Various outlets noticed links had been removed from certain search queries yesterday. James Ball at The Guardian wrote that the publication received automated emails from Google yesterday morning, notifying them that six of their articles had been removed from search results. Economics editor Robert Peston at the BBC wrote that he received the same notification for a piece he had written seven years ago.
Both outlets went on to publish stories about the “forgotten” articles. Which, of course, only made everyone remember them more. Even if you didn’t know about the stories in question beforehand, which their subjects clearly found embarrassing enough to demand a takedown, you do now. It’s a classic example of the Streisand effect: too much effort to detract attention from something only leads to greater awareness and scrutiny.
Peston wrote that his blog on former Merrill Lynch boss Stan O’Neal’s departure from the firm amid its collapse had been removed from some searches. Ball reported that three of the scrubbed Guardian articles included three about a controversy involving Scottish Premier League Dougie McDonald’s, a piece about solicitor Paul Baxendale-Walker facing allegations of fraud, and more bizarrely, the index page of a week’s worth of articles by one of the paper’s columnists. The last was an article about French office workers making art out of post-it notes.
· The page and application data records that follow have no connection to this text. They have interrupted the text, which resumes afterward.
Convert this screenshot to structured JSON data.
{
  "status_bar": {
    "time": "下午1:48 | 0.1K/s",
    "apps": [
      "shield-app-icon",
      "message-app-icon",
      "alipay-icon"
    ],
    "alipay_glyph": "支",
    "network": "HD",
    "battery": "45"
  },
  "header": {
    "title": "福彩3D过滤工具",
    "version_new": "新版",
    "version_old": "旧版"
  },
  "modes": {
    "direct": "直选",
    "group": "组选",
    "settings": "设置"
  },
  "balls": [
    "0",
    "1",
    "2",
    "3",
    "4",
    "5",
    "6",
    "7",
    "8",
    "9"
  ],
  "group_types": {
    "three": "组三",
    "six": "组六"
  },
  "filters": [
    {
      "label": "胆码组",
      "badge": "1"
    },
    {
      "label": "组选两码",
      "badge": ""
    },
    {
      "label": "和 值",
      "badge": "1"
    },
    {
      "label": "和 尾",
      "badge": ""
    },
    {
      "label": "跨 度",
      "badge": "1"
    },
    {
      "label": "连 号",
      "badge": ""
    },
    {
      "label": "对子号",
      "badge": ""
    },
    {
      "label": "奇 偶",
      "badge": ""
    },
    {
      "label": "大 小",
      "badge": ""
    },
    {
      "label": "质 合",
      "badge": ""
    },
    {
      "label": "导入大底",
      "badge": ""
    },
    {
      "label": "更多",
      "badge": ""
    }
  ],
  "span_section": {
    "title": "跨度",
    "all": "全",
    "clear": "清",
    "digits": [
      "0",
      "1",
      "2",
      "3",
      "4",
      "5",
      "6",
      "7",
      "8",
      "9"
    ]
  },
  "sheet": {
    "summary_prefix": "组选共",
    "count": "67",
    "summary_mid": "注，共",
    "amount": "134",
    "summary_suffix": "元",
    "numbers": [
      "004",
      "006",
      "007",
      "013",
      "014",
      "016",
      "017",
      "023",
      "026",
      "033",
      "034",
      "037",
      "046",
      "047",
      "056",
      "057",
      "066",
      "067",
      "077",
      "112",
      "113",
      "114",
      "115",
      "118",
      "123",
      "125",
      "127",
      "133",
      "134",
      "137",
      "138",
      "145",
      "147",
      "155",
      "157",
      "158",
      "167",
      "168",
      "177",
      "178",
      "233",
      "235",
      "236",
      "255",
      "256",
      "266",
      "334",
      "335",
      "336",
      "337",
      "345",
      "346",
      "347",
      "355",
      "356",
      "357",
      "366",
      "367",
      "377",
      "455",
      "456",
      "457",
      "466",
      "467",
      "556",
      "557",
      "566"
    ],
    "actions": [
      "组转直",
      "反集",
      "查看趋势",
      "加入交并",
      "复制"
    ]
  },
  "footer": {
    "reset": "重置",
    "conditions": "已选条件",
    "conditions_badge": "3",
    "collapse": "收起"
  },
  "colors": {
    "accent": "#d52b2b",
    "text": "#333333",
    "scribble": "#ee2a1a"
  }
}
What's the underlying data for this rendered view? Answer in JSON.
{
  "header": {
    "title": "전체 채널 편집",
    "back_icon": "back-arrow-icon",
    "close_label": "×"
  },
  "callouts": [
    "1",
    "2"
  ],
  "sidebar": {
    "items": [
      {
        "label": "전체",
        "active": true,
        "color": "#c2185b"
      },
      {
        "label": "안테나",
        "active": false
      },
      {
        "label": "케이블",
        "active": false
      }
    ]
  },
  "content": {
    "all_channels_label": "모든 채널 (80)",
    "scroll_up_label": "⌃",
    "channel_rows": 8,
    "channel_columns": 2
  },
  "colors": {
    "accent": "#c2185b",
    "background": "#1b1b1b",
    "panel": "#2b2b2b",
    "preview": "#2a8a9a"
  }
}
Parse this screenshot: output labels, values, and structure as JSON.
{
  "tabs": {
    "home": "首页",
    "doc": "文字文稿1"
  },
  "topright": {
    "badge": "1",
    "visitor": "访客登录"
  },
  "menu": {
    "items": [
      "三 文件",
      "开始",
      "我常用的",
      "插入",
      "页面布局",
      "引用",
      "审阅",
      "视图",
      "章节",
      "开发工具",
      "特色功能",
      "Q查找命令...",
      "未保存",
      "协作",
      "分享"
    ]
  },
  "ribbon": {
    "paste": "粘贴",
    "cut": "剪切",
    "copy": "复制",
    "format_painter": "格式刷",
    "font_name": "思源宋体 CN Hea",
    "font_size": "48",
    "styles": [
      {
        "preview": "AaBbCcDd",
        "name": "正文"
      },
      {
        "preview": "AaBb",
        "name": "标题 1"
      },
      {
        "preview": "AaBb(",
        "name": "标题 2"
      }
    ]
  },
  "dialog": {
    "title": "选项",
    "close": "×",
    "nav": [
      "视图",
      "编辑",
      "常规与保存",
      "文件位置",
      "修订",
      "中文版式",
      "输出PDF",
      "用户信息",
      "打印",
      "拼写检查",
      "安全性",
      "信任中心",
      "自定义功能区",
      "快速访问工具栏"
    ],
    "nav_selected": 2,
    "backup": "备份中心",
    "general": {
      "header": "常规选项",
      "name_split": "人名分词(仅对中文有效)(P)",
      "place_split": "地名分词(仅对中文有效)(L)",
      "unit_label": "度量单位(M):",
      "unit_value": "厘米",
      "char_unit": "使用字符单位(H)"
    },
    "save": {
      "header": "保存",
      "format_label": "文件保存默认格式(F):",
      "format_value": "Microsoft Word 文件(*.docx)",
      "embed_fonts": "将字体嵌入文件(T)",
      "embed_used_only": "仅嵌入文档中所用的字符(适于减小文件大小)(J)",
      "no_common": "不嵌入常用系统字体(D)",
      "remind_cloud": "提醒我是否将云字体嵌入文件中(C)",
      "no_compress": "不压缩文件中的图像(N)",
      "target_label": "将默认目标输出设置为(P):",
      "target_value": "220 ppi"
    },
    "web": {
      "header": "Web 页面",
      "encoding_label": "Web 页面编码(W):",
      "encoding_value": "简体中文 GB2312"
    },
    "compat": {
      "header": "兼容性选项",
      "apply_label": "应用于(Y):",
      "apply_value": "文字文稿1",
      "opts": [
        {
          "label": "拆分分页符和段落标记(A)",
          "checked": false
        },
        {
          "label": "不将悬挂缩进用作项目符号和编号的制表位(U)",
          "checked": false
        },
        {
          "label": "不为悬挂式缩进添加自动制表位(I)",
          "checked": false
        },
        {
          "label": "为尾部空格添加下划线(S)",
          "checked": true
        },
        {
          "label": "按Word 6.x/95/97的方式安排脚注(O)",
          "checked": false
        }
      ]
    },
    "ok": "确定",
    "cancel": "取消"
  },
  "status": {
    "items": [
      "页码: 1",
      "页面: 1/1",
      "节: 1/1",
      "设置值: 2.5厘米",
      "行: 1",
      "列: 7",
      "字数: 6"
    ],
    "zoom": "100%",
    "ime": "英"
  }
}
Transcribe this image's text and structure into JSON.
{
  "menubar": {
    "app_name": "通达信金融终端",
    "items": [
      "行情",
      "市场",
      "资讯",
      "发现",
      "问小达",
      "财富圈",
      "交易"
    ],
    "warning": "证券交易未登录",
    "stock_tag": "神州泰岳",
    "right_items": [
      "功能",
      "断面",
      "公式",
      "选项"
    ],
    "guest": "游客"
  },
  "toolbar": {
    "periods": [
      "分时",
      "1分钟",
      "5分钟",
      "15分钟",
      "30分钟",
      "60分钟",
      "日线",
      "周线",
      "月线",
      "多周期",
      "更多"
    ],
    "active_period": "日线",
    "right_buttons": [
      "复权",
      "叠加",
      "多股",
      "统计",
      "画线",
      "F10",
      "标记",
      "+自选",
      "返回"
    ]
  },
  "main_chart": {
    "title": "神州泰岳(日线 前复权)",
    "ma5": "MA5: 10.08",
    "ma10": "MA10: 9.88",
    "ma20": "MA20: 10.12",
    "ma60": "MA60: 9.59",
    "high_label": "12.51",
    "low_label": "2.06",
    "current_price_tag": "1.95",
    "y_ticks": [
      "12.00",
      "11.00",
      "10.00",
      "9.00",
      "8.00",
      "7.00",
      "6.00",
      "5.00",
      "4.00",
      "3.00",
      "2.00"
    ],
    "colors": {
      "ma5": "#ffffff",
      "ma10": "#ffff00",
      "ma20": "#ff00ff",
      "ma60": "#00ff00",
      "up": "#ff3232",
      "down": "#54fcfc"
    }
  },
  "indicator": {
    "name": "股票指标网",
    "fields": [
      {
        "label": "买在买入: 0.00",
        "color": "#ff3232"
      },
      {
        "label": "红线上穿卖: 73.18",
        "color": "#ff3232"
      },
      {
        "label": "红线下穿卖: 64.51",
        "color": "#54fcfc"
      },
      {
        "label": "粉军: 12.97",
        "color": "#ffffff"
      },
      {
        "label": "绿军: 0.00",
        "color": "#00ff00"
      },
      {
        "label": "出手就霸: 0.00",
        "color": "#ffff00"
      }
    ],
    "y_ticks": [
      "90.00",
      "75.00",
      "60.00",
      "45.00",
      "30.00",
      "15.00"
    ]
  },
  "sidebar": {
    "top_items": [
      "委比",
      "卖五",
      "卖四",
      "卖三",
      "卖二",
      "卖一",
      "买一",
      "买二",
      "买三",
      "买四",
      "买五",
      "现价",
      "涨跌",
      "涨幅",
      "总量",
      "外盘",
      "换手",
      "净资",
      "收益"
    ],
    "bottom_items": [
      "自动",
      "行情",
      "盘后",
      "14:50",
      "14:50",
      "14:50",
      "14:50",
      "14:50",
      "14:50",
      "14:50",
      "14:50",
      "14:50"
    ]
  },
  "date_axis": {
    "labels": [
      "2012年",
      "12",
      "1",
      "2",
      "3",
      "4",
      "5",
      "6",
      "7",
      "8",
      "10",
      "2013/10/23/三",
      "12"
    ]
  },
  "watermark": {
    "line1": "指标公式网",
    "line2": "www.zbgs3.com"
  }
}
It’s important to remember that the buck doesn’t really stop with Google for the takedowns—they opposed the European ruling but lost. The search giant didn’t reveal the reasons why these links were removed, though it seems clear the most likely basis for people wanting the links removed is reputation management. Though I, for one, am not sure what’s so bad about the post-it note art.
The plot thickens a little with the Merrill Lynch column, which Peston wrote still shows up in searches for Stan O’Neal—the only person mentioned by name in the piece—which he concludes suggests O’Neal might not have been behind the removal request.
In any case, I’m betting all the names above didn’t mean much to you (and I doubt many readers would have recalled the great French post-it art debacle of 2011) if no one had requested the links be “forgotten.” Asking for their removal only renews interest in the story, and as Google only removes the search results, not the pages themselves, traffic to the articles in question no doubt rebounded with vigour since yesterday thanks to pesky journalists calling attention to them with a convenient hyperlink.
Perhaps those who made the requests could go on to request that the subsequent articles about the removed links also vanish? I can envisage subjects and publishers chasing each other’s tales in a continuous loop of scrubbed links versus renewed coverage—though maybe those requesting removals may find themselves trapped in a Catch-22 at this point, as the search engine is only obliged to stop showing pages in response to certain searches if the information is “inadequate, irrelevant or no longer relevant.” Does the new interest—about the disappearance of the page from search results—ironically make the story newly relevant?
The interest in these requests will of course deflate over time. Google told City AM today that it had received 50,000 requests since the ruling, and people will soon tire of writing stories about each and every one that is honoured.
But the whole mess shows that there are clearly still creases to iron out in how the ruling is executed, and it continues to face vigorous opposition. Over at Forbes, Kashmir Hill observed that European Google searches for pretty much every name appear with the disclaimer that, “Some results may have been removed under data protection law in Europe,” even if that individual hasn’t made any requests (I haven’t, and the notice appears if you search my name on google.co.uk).
The point is that you’re not supposed to know who has made requests for information to be removed, as the EU said it wasn’t in the spirit of the ruling to put a great big stamp on anyone’s search results that were censored.
But even if Google doesn’t, you can bet that someone will. This is the Internet, after all. The stories about individual cases may quickly die out as the news interest flounders, but I’d be surprised if there isn’t a free speech enthusiast out there coming up with a way to collate all the missing search results.
Ball, for instance, suggested that news outlets rebel against the ruling by posting links to any “disappeared” articles on Twitter. His proposed @gdnvanished account has already been made, though it’s unclear who’s behind it.
Despite the unprecedented ruling, the old wisdom still holds true: Once it’s on the Internet, there’s no taking it back.